Output every entry below word for word, minus the images.

START Available data

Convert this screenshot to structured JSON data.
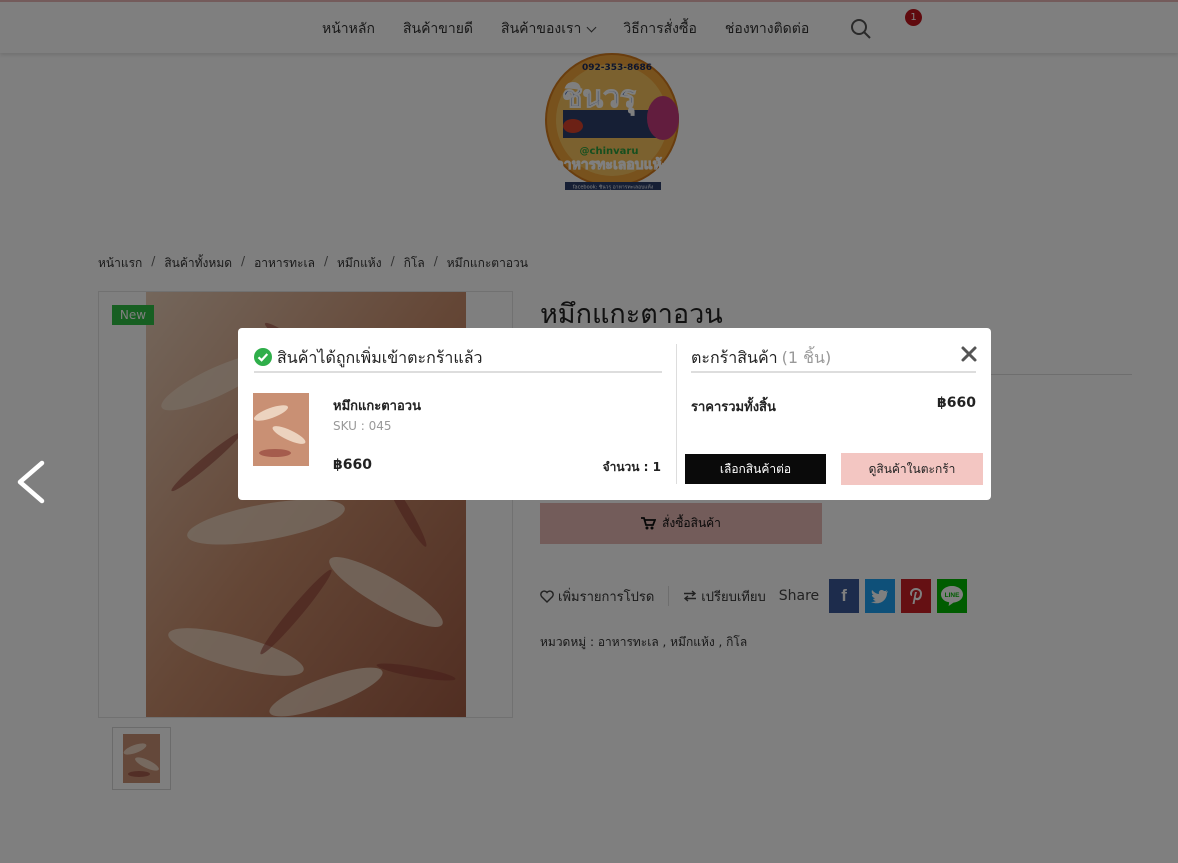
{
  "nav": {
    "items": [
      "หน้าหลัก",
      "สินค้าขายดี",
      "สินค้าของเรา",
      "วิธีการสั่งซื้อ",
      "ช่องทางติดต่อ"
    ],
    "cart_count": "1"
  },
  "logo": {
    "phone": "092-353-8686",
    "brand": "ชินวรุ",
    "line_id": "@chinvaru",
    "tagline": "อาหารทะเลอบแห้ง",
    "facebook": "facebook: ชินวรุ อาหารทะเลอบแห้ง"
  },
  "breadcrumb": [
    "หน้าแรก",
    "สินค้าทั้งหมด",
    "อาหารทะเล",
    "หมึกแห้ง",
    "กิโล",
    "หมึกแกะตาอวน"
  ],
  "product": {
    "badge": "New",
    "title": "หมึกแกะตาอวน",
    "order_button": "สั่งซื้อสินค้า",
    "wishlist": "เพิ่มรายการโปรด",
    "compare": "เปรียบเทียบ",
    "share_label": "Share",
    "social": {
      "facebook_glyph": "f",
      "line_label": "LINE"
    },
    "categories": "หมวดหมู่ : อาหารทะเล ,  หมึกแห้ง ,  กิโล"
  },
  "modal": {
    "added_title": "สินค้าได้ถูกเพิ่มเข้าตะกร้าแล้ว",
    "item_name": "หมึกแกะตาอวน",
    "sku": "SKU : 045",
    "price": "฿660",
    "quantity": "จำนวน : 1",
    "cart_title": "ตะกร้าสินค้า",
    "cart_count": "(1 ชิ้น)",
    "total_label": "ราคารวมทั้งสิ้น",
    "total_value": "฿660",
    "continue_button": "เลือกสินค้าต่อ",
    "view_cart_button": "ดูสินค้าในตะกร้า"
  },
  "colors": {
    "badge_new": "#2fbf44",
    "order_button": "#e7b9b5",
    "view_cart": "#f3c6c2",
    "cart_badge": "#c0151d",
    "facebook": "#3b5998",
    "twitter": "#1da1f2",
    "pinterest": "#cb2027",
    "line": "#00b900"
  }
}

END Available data

Answer |
Convert this screenshot to structured JSON data.
{
  "nav": {
    "items": [
      "หน้าหลัก",
      "สินค้าขายดี",
      "สินค้าของเรา",
      "วิธีการสั่งซื้อ",
      "ช่องทางติดต่อ"
    ],
    "cart_count": "1"
  },
  "logo": {
    "phone": "092-353-8686",
    "brand": "ชินวรุ",
    "line_id": "@chinvaru",
    "tagline": "อาหารทะเลอบแห้ง",
    "facebook": "facebook: ชินวรุ อาหารทะเลอบแห้ง"
  },
  "breadcrumb": [
    "หน้าแรก",
    "สินค้าทั้งหมด",
    "อาหารทะเล",
    "หมึกแห้ง",
    "กิโล",
    "หมึกแกะตาอวน"
  ],
  "product": {
    "badge": "New",
    "title": "หมึกแกะตาอวน",
    "order_button": "สั่งซื้อสินค้า",
    "wishlist": "เพิ่มรายการโปรด",
    "compare": "เปรียบเทียบ",
    "share_label": "Share",
    "social": {
      "facebook_glyph": "f",
      "line_label": "LINE"
    },
    "categories": "หมวดหมู่ : อาหารทะเล ,  หมึกแห้ง ,  กิโล"
  },
  "modal": {
    "added_title": "สินค้าได้ถูกเพิ่มเข้าตะกร้าแล้ว",
    "item_name": "หมึกแกะตาอวน",
    "sku": "SKU : 045",
    "price": "฿660",
    "quantity": "จำนวน : 1",
    "cart_title": "ตะกร้าสินค้า",
    "cart_count": "(1 ชิ้น)",
    "total_label": "ราคารวมทั้งสิ้น",
    "total_value": "฿660",
    "continue_button": "เลือกสินค้าต่อ",
    "view_cart_button": "ดูสินค้าในตะกร้า"
  },
  "colors": {
    "badge_new": "#2fbf44",
    "order_button": "#e7b9b5",
    "view_cart": "#f3c6c2",
    "cart_badge": "#c0151d",
    "facebook": "#3b5998",
    "twitter": "#1da1f2",
    "pinterest": "#cb2027",
    "line": "#00b900"
  }
}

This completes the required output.